‘Tis the season for leftover corned beef. One of my favorite ways to enjoy it is a nice, fat corned beef on rye, spread thickly with mustard. This rye bread is easy and oh-so-tasty to whip up at home.
There are a zillion recipes for homemade rye bread. This is how I make mine. It’s part rye flour and part regular, all-purpose flour. The mix produces a light, airy loaf with a moist crumb and soft, chewy crust. This recipe makes enough for two good-sized loaves of bread. I tend to make mine free-form, but you can certainly mold your dough into any shape you like. You’ll just have to monkey around with the baking time. For the flour, I used Hodgson Mill old-fashioned, stone-ground rye flour. Many rye bread recipes call for brown sugar or molasses. I used molasses. It gives the bread a slightly darker color and a more complex flavor, without adding any real sweetness. I used my stand mixer to knead the dough, but you can certainly make it the old-fashioned way: By hand, with a lot of elbow grease.
Soft and Chewy Rye Bread
2 cups lukewarm water 1/4 cup unsulphured molasses 1 Tbls. yeast 2 Tbls. olive oil 1 cup rye flour 1 Tbls. kosher salt 4 1/2 cups unbleached, all-purpose flour 2 Tbls. caraway seeds Yields 2 large loaves
Soft and Chewy Rye Bread: Make the dough

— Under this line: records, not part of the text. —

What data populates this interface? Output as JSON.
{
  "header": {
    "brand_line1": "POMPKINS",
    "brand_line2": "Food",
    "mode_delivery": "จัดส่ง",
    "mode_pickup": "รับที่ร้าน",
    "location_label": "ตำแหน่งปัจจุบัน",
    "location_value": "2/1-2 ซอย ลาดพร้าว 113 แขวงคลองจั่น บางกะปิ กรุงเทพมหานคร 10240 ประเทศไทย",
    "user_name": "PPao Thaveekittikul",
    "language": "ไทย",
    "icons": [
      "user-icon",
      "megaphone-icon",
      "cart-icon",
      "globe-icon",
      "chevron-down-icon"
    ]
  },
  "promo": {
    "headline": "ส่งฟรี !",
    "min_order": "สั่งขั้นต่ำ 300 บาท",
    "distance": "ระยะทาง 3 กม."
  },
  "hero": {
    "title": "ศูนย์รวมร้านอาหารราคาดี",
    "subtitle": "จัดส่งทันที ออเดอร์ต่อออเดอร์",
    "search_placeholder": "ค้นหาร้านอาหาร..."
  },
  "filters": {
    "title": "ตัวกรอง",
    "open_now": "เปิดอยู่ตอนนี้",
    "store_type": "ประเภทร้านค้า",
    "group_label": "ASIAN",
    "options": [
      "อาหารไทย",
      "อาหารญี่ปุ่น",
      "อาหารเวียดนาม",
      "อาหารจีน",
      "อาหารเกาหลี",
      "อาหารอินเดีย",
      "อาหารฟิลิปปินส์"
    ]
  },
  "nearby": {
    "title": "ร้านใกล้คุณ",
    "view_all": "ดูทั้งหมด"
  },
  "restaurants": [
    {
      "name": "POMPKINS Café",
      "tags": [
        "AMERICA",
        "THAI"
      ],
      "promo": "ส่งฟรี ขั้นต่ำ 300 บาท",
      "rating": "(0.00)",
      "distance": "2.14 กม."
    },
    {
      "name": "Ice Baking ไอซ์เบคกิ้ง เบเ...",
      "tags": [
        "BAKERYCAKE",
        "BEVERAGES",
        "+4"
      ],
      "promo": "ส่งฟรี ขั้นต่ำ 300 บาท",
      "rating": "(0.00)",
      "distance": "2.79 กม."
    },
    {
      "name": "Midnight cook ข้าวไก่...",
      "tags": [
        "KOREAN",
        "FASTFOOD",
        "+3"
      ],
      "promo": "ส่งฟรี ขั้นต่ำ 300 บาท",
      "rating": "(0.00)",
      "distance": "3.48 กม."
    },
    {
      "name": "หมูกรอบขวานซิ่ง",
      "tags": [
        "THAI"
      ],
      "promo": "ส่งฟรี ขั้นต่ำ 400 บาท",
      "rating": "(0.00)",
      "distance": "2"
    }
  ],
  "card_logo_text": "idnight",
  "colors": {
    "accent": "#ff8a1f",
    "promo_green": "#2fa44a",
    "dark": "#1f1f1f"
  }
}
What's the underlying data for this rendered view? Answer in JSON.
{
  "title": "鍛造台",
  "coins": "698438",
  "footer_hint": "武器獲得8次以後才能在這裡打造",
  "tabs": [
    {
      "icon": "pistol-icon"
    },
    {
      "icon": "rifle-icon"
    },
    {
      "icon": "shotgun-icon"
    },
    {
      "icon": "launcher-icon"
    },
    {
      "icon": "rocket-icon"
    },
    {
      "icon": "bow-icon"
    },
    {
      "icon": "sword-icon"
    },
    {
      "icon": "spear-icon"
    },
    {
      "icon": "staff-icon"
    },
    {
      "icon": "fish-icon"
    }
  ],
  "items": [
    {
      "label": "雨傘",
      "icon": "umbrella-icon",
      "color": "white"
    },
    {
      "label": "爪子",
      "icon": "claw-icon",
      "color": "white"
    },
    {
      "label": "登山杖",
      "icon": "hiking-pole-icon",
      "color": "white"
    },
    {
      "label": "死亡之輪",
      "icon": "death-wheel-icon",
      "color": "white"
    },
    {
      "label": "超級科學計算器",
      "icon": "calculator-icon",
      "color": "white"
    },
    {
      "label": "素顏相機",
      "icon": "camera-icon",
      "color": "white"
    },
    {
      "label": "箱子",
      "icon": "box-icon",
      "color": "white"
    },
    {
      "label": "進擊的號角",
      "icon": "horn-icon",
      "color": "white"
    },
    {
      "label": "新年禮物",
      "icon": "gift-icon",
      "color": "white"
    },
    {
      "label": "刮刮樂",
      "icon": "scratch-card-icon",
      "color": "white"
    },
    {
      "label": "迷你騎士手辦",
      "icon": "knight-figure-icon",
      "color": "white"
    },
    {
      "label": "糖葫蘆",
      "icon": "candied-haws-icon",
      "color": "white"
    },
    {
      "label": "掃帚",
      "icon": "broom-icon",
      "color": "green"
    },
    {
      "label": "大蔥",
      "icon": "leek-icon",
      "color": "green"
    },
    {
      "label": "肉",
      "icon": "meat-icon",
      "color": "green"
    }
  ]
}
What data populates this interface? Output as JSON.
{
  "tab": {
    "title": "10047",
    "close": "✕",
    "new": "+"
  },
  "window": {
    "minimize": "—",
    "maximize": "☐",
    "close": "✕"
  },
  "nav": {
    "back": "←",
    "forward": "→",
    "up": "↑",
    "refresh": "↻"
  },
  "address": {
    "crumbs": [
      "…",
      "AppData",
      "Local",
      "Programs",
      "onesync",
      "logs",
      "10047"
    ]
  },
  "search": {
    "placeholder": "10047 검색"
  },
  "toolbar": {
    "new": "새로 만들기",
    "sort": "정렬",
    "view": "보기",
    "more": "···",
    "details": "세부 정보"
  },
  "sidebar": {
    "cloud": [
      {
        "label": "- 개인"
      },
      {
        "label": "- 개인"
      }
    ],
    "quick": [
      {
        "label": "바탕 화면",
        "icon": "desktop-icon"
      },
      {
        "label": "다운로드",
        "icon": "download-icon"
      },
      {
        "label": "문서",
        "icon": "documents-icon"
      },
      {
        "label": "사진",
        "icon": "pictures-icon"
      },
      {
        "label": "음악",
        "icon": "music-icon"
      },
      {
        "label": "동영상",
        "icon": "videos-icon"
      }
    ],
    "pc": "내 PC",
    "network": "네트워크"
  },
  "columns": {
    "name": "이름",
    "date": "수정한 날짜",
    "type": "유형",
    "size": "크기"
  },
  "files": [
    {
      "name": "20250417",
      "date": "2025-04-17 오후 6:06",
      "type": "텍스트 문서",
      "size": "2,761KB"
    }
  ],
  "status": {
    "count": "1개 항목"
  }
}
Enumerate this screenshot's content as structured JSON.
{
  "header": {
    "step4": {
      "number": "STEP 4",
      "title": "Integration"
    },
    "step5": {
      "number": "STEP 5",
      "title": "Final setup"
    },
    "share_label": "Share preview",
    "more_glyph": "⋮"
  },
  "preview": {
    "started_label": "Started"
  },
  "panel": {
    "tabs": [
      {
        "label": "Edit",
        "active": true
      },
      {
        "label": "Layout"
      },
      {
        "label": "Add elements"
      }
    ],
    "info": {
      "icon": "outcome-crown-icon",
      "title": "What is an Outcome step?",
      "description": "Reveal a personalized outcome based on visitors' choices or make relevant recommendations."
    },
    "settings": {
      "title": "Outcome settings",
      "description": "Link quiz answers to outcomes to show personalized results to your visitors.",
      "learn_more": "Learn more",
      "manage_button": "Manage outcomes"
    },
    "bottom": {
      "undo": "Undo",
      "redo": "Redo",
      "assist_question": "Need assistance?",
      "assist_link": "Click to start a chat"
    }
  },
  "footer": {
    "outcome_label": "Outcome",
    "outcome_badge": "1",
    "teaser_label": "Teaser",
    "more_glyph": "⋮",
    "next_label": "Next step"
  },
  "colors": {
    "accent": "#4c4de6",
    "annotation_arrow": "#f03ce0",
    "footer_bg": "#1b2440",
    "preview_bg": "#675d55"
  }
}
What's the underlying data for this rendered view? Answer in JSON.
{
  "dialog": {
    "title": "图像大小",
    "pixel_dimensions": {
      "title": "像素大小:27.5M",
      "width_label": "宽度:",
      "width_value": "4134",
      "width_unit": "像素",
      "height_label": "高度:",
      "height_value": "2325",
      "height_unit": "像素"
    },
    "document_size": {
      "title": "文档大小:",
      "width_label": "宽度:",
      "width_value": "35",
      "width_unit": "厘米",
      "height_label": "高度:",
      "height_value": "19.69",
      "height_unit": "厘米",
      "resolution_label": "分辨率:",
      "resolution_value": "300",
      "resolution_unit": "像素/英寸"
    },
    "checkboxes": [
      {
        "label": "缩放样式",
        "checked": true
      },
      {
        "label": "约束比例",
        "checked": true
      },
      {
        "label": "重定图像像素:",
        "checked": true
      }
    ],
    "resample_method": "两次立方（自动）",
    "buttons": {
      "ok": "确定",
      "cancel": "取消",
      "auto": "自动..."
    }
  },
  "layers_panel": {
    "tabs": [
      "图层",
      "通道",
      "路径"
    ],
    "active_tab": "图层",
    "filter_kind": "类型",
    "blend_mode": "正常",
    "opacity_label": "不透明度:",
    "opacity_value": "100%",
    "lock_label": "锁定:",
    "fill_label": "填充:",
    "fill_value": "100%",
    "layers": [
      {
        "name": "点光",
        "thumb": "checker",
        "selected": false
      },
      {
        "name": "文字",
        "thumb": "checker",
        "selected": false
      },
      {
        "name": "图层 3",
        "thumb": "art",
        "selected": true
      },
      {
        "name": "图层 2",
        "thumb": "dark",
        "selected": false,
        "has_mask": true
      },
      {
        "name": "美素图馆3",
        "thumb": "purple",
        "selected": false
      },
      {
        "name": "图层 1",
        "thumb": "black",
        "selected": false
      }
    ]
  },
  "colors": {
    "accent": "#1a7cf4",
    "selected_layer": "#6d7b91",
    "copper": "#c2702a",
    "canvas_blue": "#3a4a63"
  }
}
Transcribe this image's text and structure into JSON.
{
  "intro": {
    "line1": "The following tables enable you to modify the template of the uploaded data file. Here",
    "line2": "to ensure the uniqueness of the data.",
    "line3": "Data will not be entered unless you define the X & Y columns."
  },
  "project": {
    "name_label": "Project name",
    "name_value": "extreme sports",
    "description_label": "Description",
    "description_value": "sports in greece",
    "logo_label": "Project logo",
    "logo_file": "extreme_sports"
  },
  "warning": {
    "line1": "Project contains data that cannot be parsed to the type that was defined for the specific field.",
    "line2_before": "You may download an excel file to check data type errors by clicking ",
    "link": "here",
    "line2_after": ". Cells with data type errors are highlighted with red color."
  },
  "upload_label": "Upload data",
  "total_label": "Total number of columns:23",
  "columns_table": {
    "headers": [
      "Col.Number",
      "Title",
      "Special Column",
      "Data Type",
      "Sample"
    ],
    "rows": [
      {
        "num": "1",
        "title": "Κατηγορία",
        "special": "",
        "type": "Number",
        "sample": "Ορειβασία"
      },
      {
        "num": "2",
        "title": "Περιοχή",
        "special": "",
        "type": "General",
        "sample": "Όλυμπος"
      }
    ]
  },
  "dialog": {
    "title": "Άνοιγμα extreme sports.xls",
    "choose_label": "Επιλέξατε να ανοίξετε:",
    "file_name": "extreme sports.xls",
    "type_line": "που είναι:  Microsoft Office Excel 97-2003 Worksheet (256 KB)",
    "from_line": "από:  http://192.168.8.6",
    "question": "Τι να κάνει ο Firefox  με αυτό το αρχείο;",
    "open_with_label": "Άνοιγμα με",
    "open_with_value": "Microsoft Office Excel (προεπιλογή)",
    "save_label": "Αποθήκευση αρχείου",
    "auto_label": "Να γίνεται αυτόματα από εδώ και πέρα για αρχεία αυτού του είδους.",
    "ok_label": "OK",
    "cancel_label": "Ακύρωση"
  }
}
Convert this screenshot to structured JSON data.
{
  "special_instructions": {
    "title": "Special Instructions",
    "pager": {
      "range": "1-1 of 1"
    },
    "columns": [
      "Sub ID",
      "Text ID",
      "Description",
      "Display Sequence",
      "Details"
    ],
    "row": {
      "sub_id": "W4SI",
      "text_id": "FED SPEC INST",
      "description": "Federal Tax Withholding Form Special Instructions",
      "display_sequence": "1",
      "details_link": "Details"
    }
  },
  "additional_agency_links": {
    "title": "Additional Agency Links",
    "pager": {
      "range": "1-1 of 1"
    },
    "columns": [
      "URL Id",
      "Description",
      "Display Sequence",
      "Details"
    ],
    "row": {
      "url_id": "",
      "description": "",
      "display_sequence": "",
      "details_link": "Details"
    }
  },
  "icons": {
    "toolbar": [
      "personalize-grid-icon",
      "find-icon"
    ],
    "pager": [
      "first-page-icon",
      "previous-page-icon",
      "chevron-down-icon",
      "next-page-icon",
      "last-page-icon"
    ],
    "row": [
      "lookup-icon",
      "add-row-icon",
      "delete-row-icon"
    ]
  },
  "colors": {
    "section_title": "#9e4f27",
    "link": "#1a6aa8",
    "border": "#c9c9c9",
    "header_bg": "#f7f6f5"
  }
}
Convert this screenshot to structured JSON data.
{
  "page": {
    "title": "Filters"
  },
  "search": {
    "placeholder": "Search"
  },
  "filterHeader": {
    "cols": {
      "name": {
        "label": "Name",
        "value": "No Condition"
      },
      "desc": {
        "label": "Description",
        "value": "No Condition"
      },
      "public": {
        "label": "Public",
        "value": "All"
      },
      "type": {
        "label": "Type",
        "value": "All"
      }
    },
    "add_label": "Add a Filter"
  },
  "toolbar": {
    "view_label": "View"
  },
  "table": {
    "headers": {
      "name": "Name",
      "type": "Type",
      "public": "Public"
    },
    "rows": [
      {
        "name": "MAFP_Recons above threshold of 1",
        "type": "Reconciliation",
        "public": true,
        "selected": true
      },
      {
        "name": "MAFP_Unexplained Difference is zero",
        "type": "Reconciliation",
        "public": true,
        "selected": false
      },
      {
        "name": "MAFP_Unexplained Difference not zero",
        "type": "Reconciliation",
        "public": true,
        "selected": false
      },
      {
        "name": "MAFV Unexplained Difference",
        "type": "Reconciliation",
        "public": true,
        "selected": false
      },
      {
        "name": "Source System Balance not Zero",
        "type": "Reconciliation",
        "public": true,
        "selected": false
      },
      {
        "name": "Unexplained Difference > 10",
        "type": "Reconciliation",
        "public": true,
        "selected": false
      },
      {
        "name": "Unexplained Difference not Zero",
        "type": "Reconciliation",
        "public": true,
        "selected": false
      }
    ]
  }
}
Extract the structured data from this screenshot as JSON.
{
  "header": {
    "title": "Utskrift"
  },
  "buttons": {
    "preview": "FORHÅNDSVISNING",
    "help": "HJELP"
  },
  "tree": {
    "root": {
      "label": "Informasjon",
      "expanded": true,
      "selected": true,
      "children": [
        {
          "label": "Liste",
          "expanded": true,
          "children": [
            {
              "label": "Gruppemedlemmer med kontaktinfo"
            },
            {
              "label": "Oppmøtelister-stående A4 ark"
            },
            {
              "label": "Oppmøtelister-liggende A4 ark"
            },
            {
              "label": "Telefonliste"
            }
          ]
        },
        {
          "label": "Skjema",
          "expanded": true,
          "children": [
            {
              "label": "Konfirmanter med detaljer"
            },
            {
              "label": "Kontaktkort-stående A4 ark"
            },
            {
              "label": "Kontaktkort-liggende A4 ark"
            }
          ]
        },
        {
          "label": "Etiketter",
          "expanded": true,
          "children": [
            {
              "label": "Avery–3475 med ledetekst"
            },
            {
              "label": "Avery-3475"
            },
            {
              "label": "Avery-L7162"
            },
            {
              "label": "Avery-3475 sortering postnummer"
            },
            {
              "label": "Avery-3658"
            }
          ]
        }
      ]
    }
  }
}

Put the warm water in the bowl of your stand mixer. It should be lukewarm, not hot. (If it’s too hot, it can kill your yeast…leaving you with dough that doesn’t rise.) Add the molasses to the water. Whisk to combine well. Add the yeast to the molasses water. Whisk again to combine. Let the mixture sit for about 5 minutes to give the yeast time to bloom. Wait, bloom? Yep, bloom. Don’t skip this step, unless you’re sure that your yeast is fresh. (It’d be a shame to go through the trouble and ingredients to make the bread, only to realize that your yeast is dead.) The warm water wakes the yeast up, and the sugar in the molasses gives it a little snack to get it working. After about 5 minutes, if your yeast is happy and alive, you’ll see a little raft start to form on the surface of the mixture, like this: Next, drizzle in the olive oil. Add the rye flour and the kosher salt. Whisk to combine well. Next, add the all-purpose flour. Switch from a whisk to a wooden spoon and stir to combine. Toss in the caraway seeds.
Soft and Chewy Rye Bread: Knead the dough
Once you’ve added the caraway seeds, fit the bowl onto your stand mixer. Attach the dough hook and knead on medium for about 5 minutes. The dough will come together in a sticky ball. After about 5 minutes, the dough will still be fairly sticky. That’s just fine. (Don’t add more flour…you’ll make it too dense.)
Soft and Chewy Rye Bread: The first rise
Round the dough up into a neat ball in the bottom of your mixing bowl. Cover the bowl with a damp cloth or a damp few paper towels. Set it in a warm place to rise for an hour, or until it’s about doubled in size.
Soft and Chewy Rye Bread: Form the loaves & let rise again
Line a sheet pan with parchment paper or a silicone baking mat. After about an hour, your dough should have about doubled in size, like this: Smoosh all the air out of it with your hands. Form it into a nice, tight ball and set it on a board. At this point, it shouldn’t really stick, but if it does, toss a little flour under it. With a bencher or sharp knife, divide the dough in half. Knead each ball a few times. Form each ball into an oblong, kind of football shape. Set the loaves a fair distance apart on your prepared pan, like this: Cover the loaves with a damp cloth or damp paper towels. Set the pan in a warm place. Let them rise again for about an hour, until they’ve about doubled in size, like this:
Soft and Chewy Rye Bread: Bake the bread
Remove the towel. If you like, cut a few shallow slashes in the top of each loaf with a very sharp knife. Cut with your knife on an angle like this. You want to be very careful not to poke the loaf too much, and deflate it. When the bread bakes, the slashes will open up and create a very nice looking loaf. Slide the pan into the oven. (Wait! A cold oven?? Yes, a cold oven.) Set the temperature to 400 degrees and bake like this for 15 minutes. After 15 minutes, lower the temp to 350 degrees. Bake at 350 for 20-25 minutes more.
Soft and Chewy Rye Bread: How can I tell when the bread is baked?
Pick up one of the loaves with a pot holder-clad hand. Flip it over, so the bottom is facing you. It should be nice and brown. With your other hand, give the middle of the bottom of the loaf a thump. It should sound hollow. If it sounds dull, it likely needs a few more minutes in the oven.
Soft and Chewy Rye Bread: Cool, serve, and enjoy!
When your bread is done, slide the loaves on to a rack to cool completely. When the bread is cool, slice and enjoy!